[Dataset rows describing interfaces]
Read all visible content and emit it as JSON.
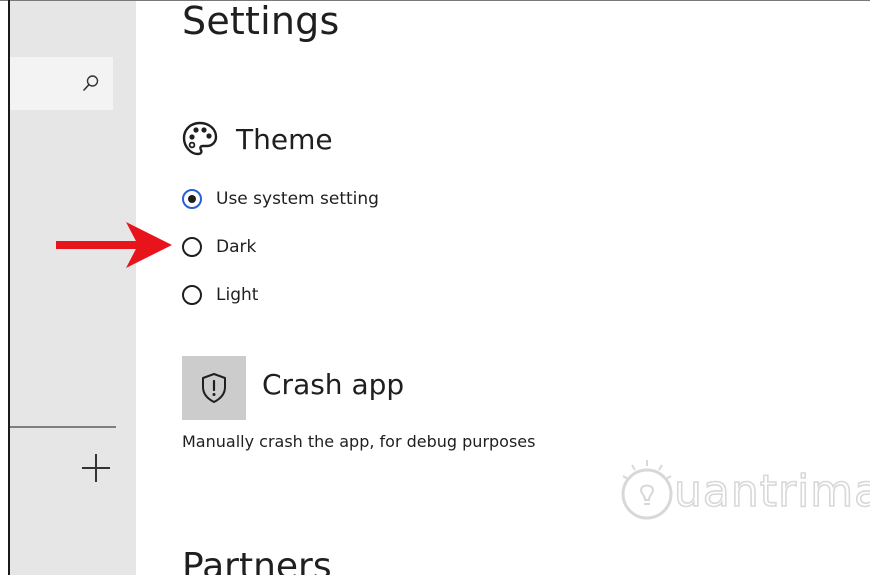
{
  "page": {
    "title": "Settings"
  },
  "sidebar": {
    "search_icon": "search-icon",
    "add_icon": "plus-icon"
  },
  "theme_section": {
    "icon": "palette-icon",
    "title": "Theme",
    "options": [
      {
        "label": "Use system setting",
        "selected": true
      },
      {
        "label": "Dark",
        "selected": false
      },
      {
        "label": "Light",
        "selected": false
      }
    ]
  },
  "crash_section": {
    "icon": "shield-alert-icon",
    "title": "Crash app",
    "description": "Manually crash the app, for debug purposes"
  },
  "partners_section": {
    "title": "Partners"
  },
  "annotation": {
    "icon": "red-arrow-icon",
    "color": "#e8141b"
  },
  "watermark": {
    "icon": "lightbulb-icon",
    "text": "uantrimang"
  },
  "colors": {
    "sidebar_bg": "#e6e6e6",
    "search_bg": "#f3f3f3",
    "radio_selected_ring": "#2b5fd9",
    "crash_tile_bg": "#cccccc"
  }
}
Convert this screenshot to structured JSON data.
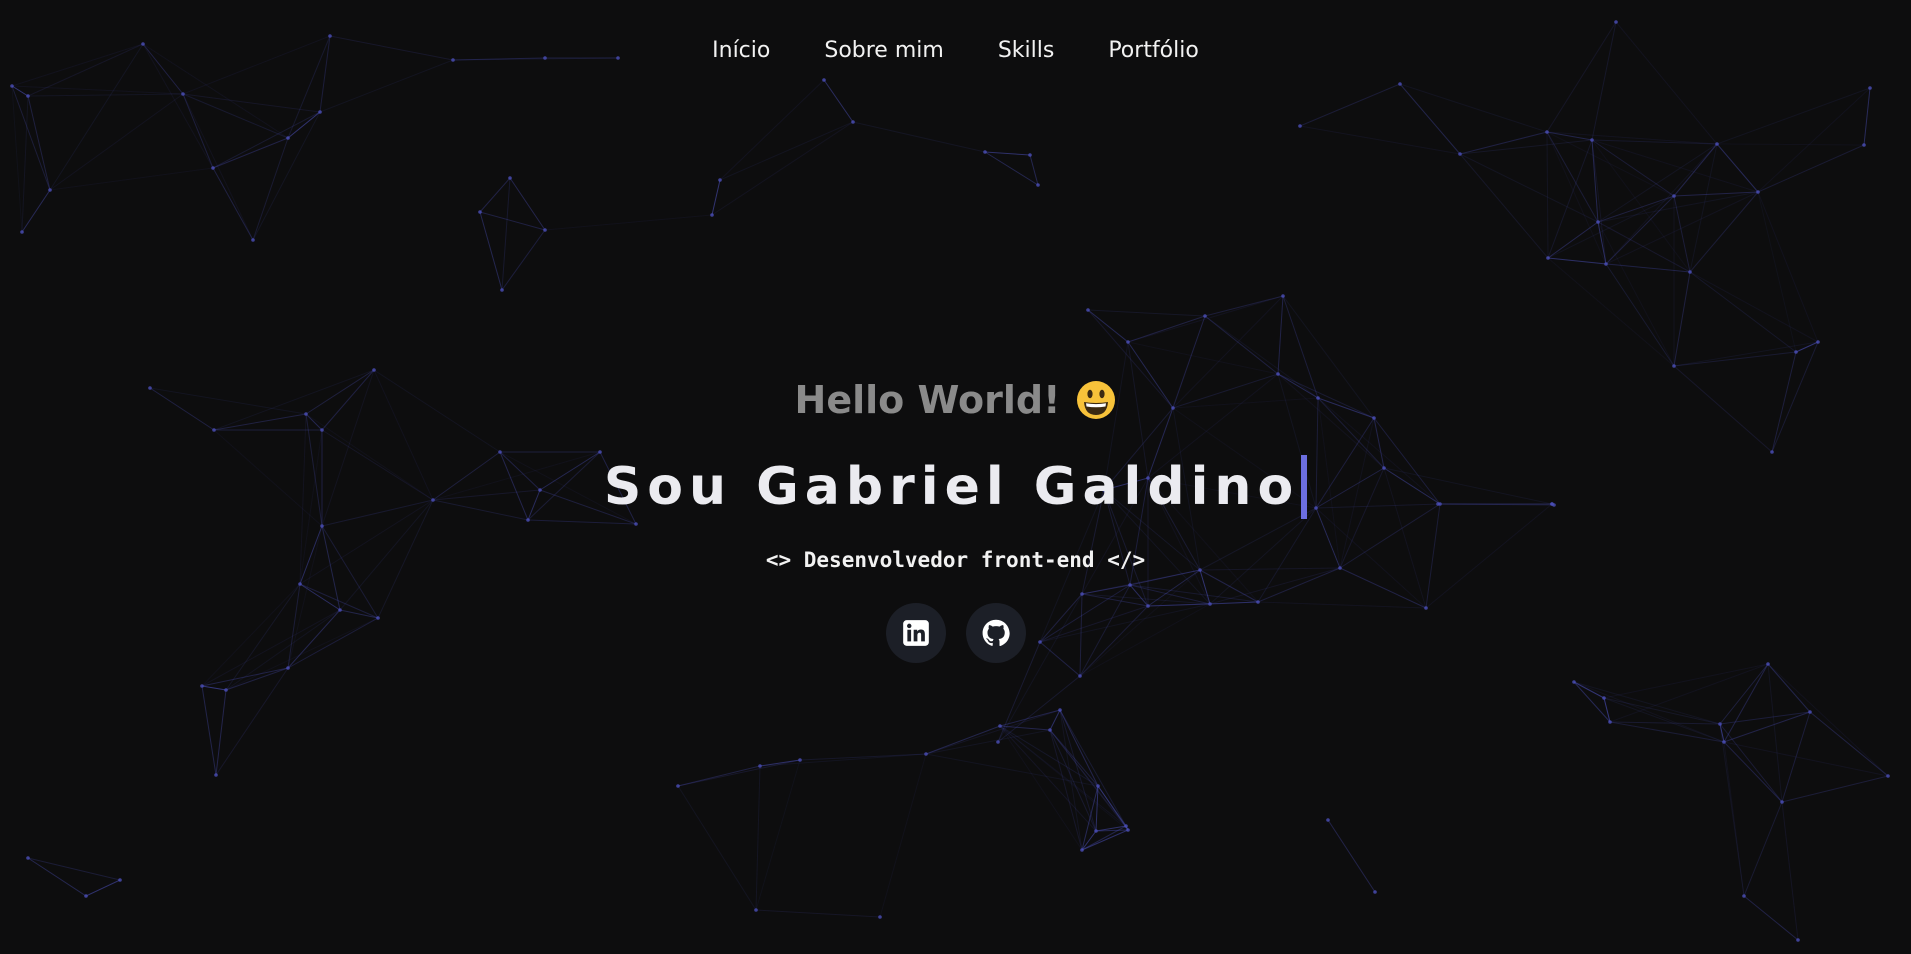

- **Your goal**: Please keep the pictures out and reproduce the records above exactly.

- **Solution**:
Read all visible content and emit it as JSON.
{
  "page": {
    "title": "Settings"
  },
  "sidebar": {
    "search_icon": "search-icon",
    "add_icon": "plus-icon"
  },
  "theme_section": {
    "icon": "palette-icon",
    "title": "Theme",
    "options": [
      {
        "label": "Use system setting",
        "selected": true
      },
      {
        "label": "Dark",
        "selected": false
      },
      {
        "label": "Light",
        "selected": false
      }
    ]
  },
  "crash_section": {
    "icon": "shield-alert-icon",
    "title": "Crash app",
    "description": "Manually crash the app, for debug purposes"
  },
  "partners_section": {
    "title": "Partners"
  },
  "annotation": {
    "icon": "red-arrow-icon",
    "color": "#e8141b"
  },
  "watermark": {
    "icon": "lightbulb-icon",
    "text": "uantrimang"
  },
  "colors": {
    "sidebar_bg": "#e6e6e6",
    "search_bg": "#f3f3f3",
    "radio_selected_ring": "#2b5fd9",
    "crash_tile_bg": "#cccccc"
  }
}
Convert this screenshot to structured JSON data.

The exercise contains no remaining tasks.